The Chicken Lady … Buddy Cole … “Daves That I Know” … “Thirty Helens Agree” … “Love and Sausages”. These are some of the best-known characters, sketches and songs that are mostly associated with the legendary Canadian sketch comedy troupe The Kids in the Hall.
The Kids – Dave Foley, Bruce McCulloch, Kevin McDonald, Mark McKinney and Scott Thompson – made their mark in the world of comedy by first creating a cult following in the Queen Street West entertainment scene in Toronto during the early and mid-80s, and then through their weekly sketch comedy TV series, which ran on the CBC, HBO and CBS from 1989 to 1995.
For Toronto-based writer John Semley, his fascination with the Kids in the Hall didn’t start when their show was first aired on the CBC. “I came to the Kids on a second-hand basis, when reruns of their show ran on the Comedy Network constantly. I would get home from school and constantly watch their show,” he said. “And the more I watched them, I kept getting more out of it, especially their anarchistic, satirical and cynical sense of humour. I always thought they held the keys to society, for which they had nothing but contempt for, and whoever and whatever they targeted with their comedy was always on point.”
As Semley developed his career as a journalist, he made the Kids in the Hall one subject that he wrote about on a semi-regular basis, which culminated in an oral history of the group that he wrote and was published in an issue of the Toronto alternative weekly “Now Magazine” before the group embarked on a series of live stage shows in 2013, which ended up being one of the most-read stories for the publication that year.
Semley expanded upon this article to produce a book that offers the first – and definitive – history of the Kids in the Hall and what and why they have become such a widely influential part of contemporary comedy, which is called, quite succinctly, This is A Book About the Kids in the Hall. The book was launched in Montreal this past Thursday (September 22), with Semley and comic David Heti, at the Drawn and Quarterly bookstore in Outremont.
The book thoroughly examines every aspect of the Kids in the Hall’s incredible career and legacy in comedy, from their separate origins in Toronto and Calgary, to the origins of some of their most popular characters and sketches (and even their catchy theme song and use of black & white filmed segments that were used to bridge each sketch), to the backstage battles and conflicts that would have permanently broken up any mortal comedy troupe, to their resurrection and attainment of their cult status thanks to their live stage show tours during the 2000s.
What I found interesting about the story of the Kids in the Hall was how there were many parallels to Monty Python, the legendary British comedy group whom the Kids greatly admired, but whom were somewhat adamant they didn’t want to be compared to.
“Although the Kids liked Python a lot and felt they were influenced by them, they never wanted to think that there totally influenced by the Monty Python formula,” he said. “However, one of the major differences between the two was the structure of their sketches.
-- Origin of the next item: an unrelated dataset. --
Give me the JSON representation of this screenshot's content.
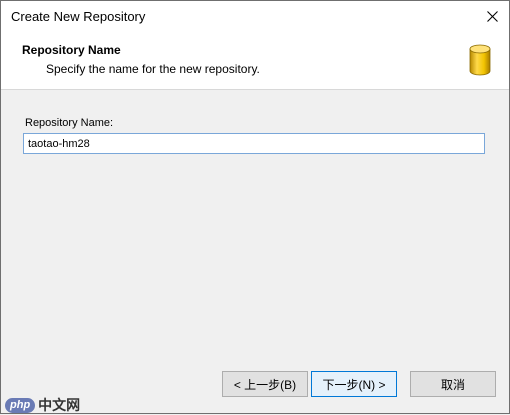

The Kids were conscious of the fact that a sketch had to have a beginning, middle and end, and Python’s sketches were more surreal in nature and sometimes would be interrupted right in the middle of a sketch and go into the next one.”
Semley admits that he finds it a difficult task for him to single out a certain Kids in the Hall sketch or routine as his all-time favorite (he recently had the envious task of choosing a selection of sketches for a video compilation that played at the book’s official launch in Toronto); however, he did manage to choose a first season sketch that he believes is one of the Kids’ all-time classics.
“It’s the one that involves Kevin McDonald visiting a hotel where all the guests have different types of serious wounds, because they were all viciously attacked by ‘Skura’, a shark that lurks around the hotel,” he said. “I like it because it is so silly and goofy because of its surreal premise, of a shark that attacks these people, yet they just can’t hate that shark.”
Semley believes that the Kids in the Hall’s legacy and influence as comedy cult figures will endure thanks to reruns of their TV show, plus their semi-regular live show tours, which he is convinced is their ideal medium and the glue that keeps the five bound together more than 20 years after their TV show went of the air. “They have been a major influence with such sketch comedy groups as Picnicface and Key & Peele because the Kids in the Hall made sketch comedy an alternative and hip type of comedy, and proved that it’s a cool thing to be into comedy,” he said. “They’re like the grunge version of comedy troupes, where they can be relevant, but they’re still not above wearing campy wigs and dresses.”
This is A Book About the Kids in the Hall is a book that fans of the troupe, whether you watched their TV show, caught one of their stage shows – and yes, even saw “Brain Candy” – will find as the authoritative story of how five diverse Canadian comedians joined forces to set the gold standard of what modern sketch comedy should be like.
(ECW Press, $19.95)
By Stuart Nulman – mtltimes.ca